It is also worth mentioning the Ethereum Virtual Machine has been hinted at in the Yellow Paper drafted by Dr. Gavin Wood several years ago. It is evident the Ethereum project was built with the prospect of introducing such a sandboxed environment to hone the smart contract technology in the future. A clever piece of design and coding, and one that will certainly help elevate Ethereum and smart contracts to the next level over the coming years.

Since the Ethereum Virtual Machine is completely isolated from the rest of the main network, it is a perfect testing environment. Any company looking to create a smart contract can do so using the EVM, without it affecting the main blockchain operations. Testing this technology is of the utmost importance, as flawed code can spell demise for even the most exciting of smart contracts. Moreover, one could look at the EVM as a “learning environment” to build bigger, better, and more robust smart contracts as well.

It is also worth mentioning every Ethereum node in the network runs their own EVM implementation and is capable of executing the same instructions. It is evident there is a bright future ahead for this project, as it will continue to receive some updates over time. It is a gateway to building proper smart contracts, both for novice and experienced coders looking to get a hands-on approach with the Solidity language. Additionally, the EVM have been implemented in Python, Ruby, C++, and a few other coding languages."

Pros and Cons

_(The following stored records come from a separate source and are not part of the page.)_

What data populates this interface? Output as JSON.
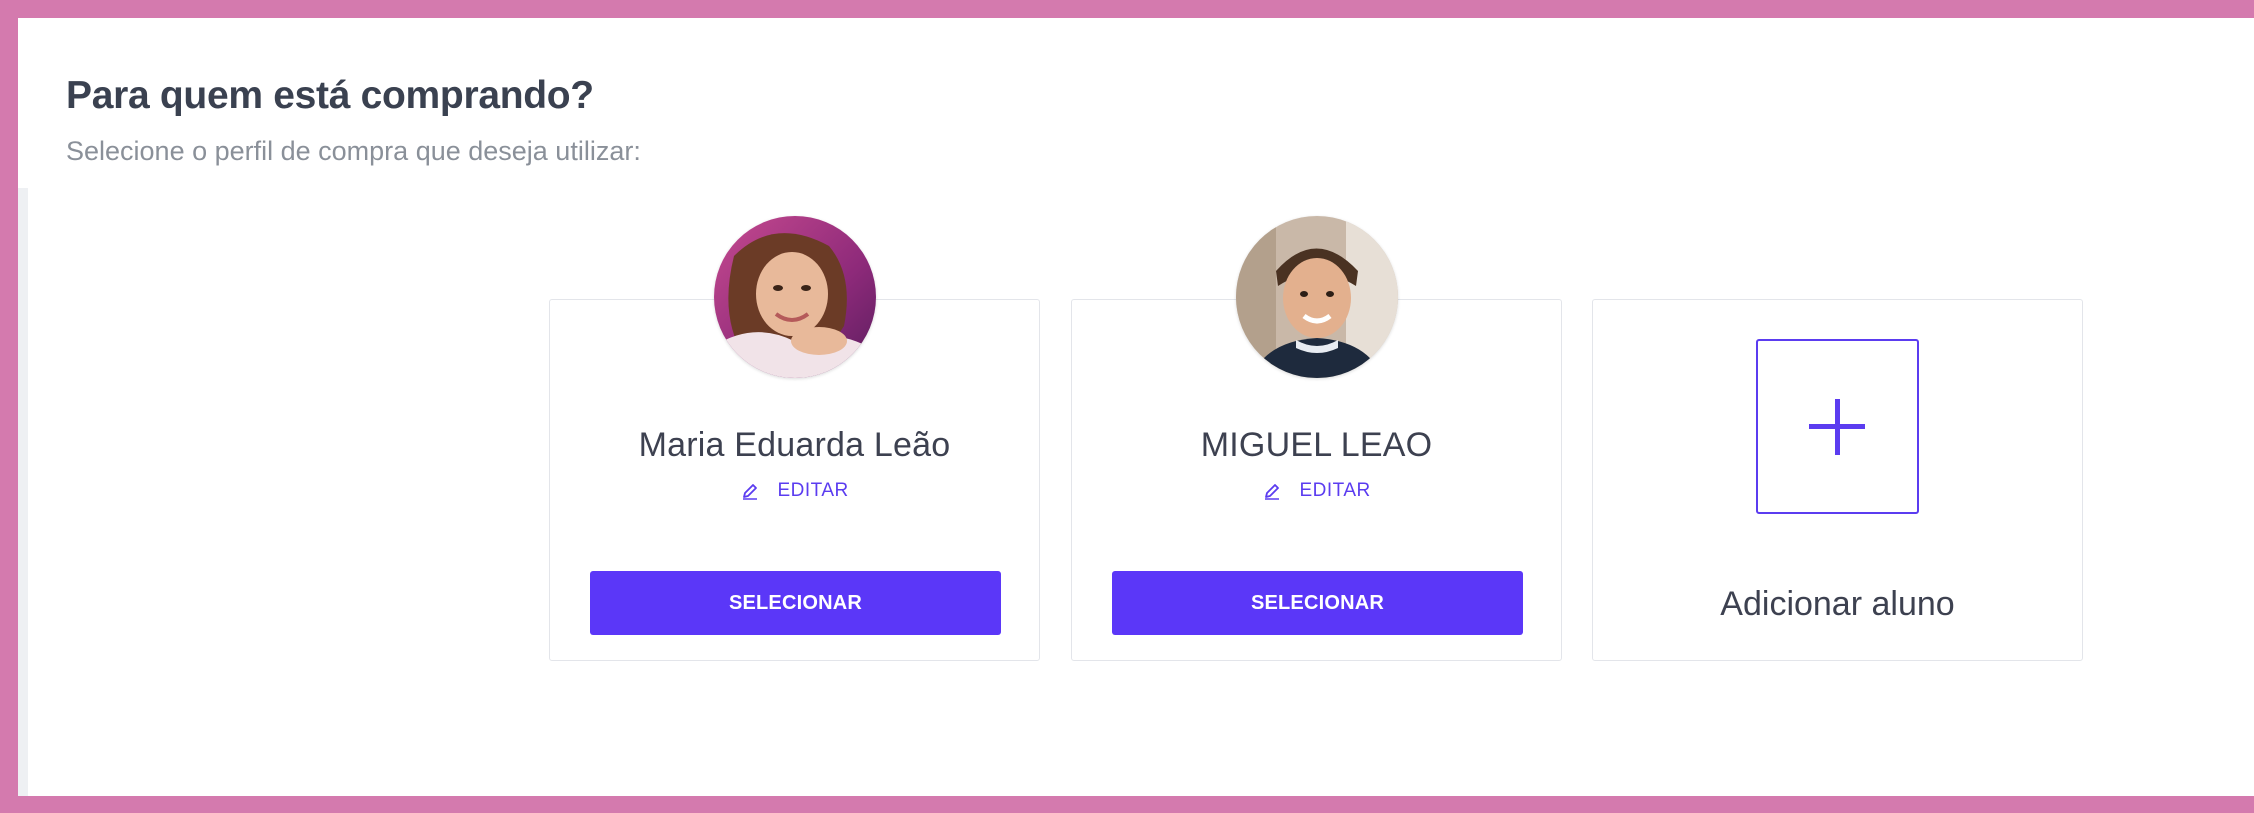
{
  "header": {
    "title": "Para quem está comprando?",
    "subtitle": "Selecione o perfil de compra que deseja utilizar:"
  },
  "profiles": [
    {
      "name": "Maria Eduarda Leão",
      "edit_label": "EDITAR",
      "edit_icon": "pencil-icon",
      "select_label": "SELECIONAR",
      "avatar": "photo-girl"
    },
    {
      "name": "MIGUEL LEAO",
      "edit_label": "EDITAR",
      "edit_icon": "pencil-icon",
      "select_label": "SELECIONAR",
      "avatar": "photo-boy"
    }
  ],
  "add_student": {
    "label": "Adicionar aluno",
    "icon": "plus-icon"
  },
  "colors": {
    "frame": "#d47aae",
    "accent": "#5b37f8",
    "title_text": "#3a4150",
    "subtitle_text": "#8a9099"
  }
}
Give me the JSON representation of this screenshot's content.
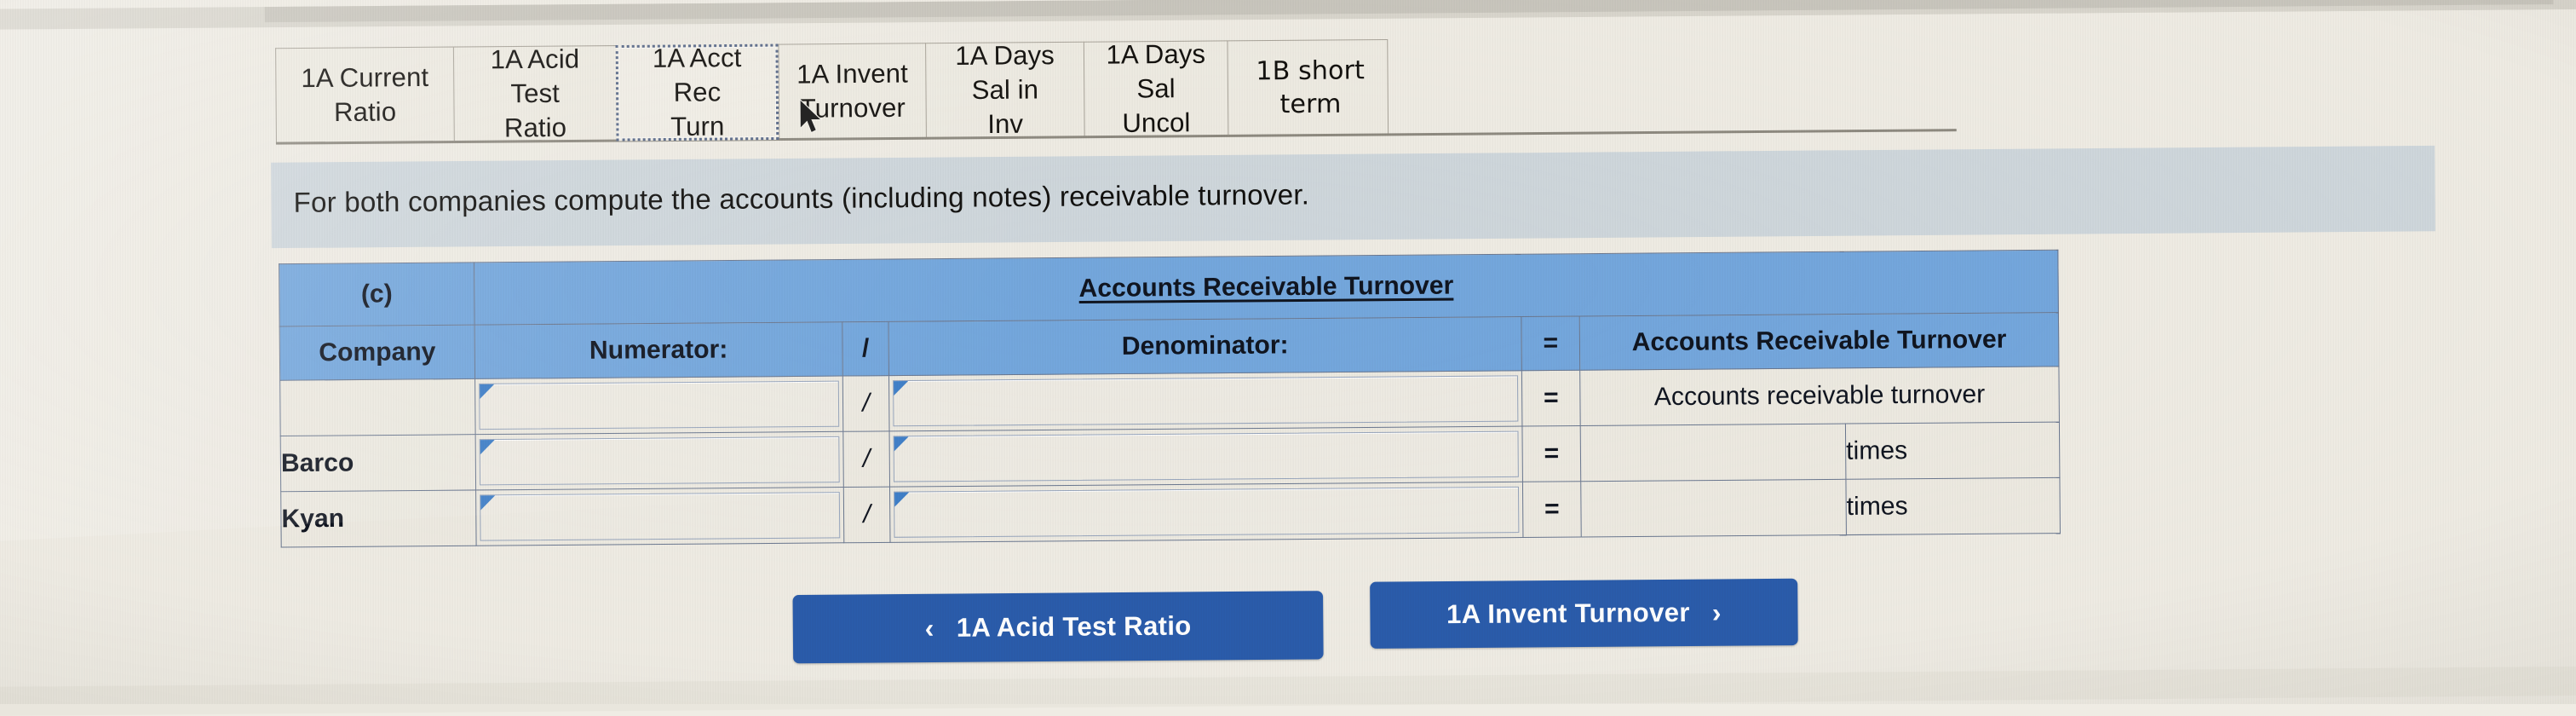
{
  "tabs": [
    {
      "id": "tab-1a-current-ratio",
      "line1": "1A Current",
      "line2": "Ratio",
      "selected": false
    },
    {
      "id": "tab-1a-acid-test-ratio",
      "line1": "1A Acid Test",
      "line2": "Ratio",
      "selected": false
    },
    {
      "id": "tab-1a-acct-rec-turn",
      "line1": "1A Acct Rec",
      "line2": "Turn",
      "selected": true
    },
    {
      "id": "tab-1a-invent-turnover",
      "line1": "1A Invent",
      "line2": "Turnover",
      "selected": false
    },
    {
      "id": "tab-1a-days-sal-in-inv",
      "line1": "1A Days Sal in",
      "line2": "Inv",
      "selected": false
    },
    {
      "id": "tab-1a-days-sal-uncol",
      "line1": "1A Days Sal",
      "line2": "Uncol",
      "selected": false
    },
    {
      "id": "tab-1b-short-term",
      "line1": "1B short term",
      "line2": "",
      "selected": false
    }
  ],
  "instruction": "For both companies compute the accounts (including notes) receivable turnover.",
  "table": {
    "part_label": "(c)",
    "title": "Accounts Receivable Turnover",
    "headers": {
      "company": "Company",
      "numerator": "Numerator:",
      "slash": "/",
      "denominator": "Denominator:",
      "equals": "=",
      "result": "Accounts Receivable Turnover"
    },
    "rows": [
      {
        "company": "",
        "numerator": "",
        "slash": "/",
        "denominator": "",
        "equals": "=",
        "result": "",
        "unit": "Accounts receivable turnover",
        "unit_spans_cell": true
      },
      {
        "company": "Barco",
        "numerator": "",
        "slash": "/",
        "denominator": "",
        "equals": "=",
        "result": "",
        "unit": "times",
        "unit_spans_cell": false
      },
      {
        "company": "Kyan",
        "numerator": "",
        "slash": "/",
        "denominator": "",
        "equals": "=",
        "result": "",
        "unit": "times",
        "unit_spans_cell": false
      }
    ]
  },
  "nav": {
    "prev_label": "1A Acid Test Ratio",
    "prev_chevron": "‹",
    "next_label": "1A Invent Turnover",
    "next_chevron": "›"
  },
  "colors": {
    "header_blue": "#74a7dd",
    "button_blue": "#2a5cab",
    "band_blue_grey": "#cfd7dc",
    "page_bg": "#efece4"
  }
}
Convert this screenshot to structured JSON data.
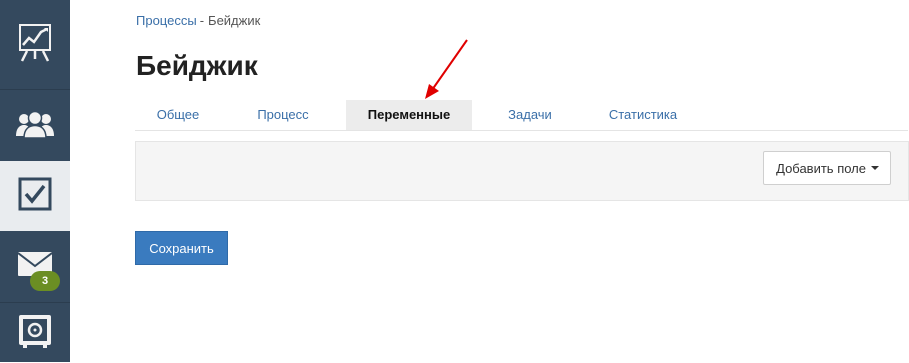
{
  "sidebar": {
    "items": [
      {
        "icon": "chart-presentation-icon"
      },
      {
        "icon": "users-group-icon"
      },
      {
        "icon": "checkbox-icon",
        "active": true
      },
      {
        "icon": "mail-icon",
        "badge": "3"
      },
      {
        "icon": "safe-icon"
      }
    ]
  },
  "breadcrumb": {
    "parent": "Процессы",
    "separator": "-",
    "current": "Бейджик"
  },
  "page": {
    "title": "Бейджик"
  },
  "tabs": [
    {
      "label": "Общее"
    },
    {
      "label": "Процесс"
    },
    {
      "label": "Переменные",
      "active": true
    },
    {
      "label": "Задачи"
    },
    {
      "label": "Статистика"
    }
  ],
  "toolbar": {
    "add_field_label": "Добавить поле"
  },
  "actions": {
    "save_label": "Сохранить"
  },
  "colors": {
    "sidebar": "#34495e",
    "accent": "#3a7bbf",
    "badge": "#6b8e23",
    "annotation": "#e00000"
  }
}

  1. "These EVMs will also connect the underlying blockchain’s tokens to the broader EVM ecosystem. For example, Polkadot’s token DOT is bridged to Moonriver via the official bridge and from there will travel further via widely-available EVM bridges like Synapse, Allbridge, etc. In general, it’s easier to build an EVM-EVM bridge than an EVM-different-consensus bridge.
  2. The EVM environment can become the onramp point for assets from EVM chains to these underlying chains. Users will choose whichever bridge is the most convenient and safest for them.
  3. The EVM environment could become the demo version of the underlying blockchain for new users. By using familiar tools, they would learn about the new ecosystem, its technology, native projects and assets."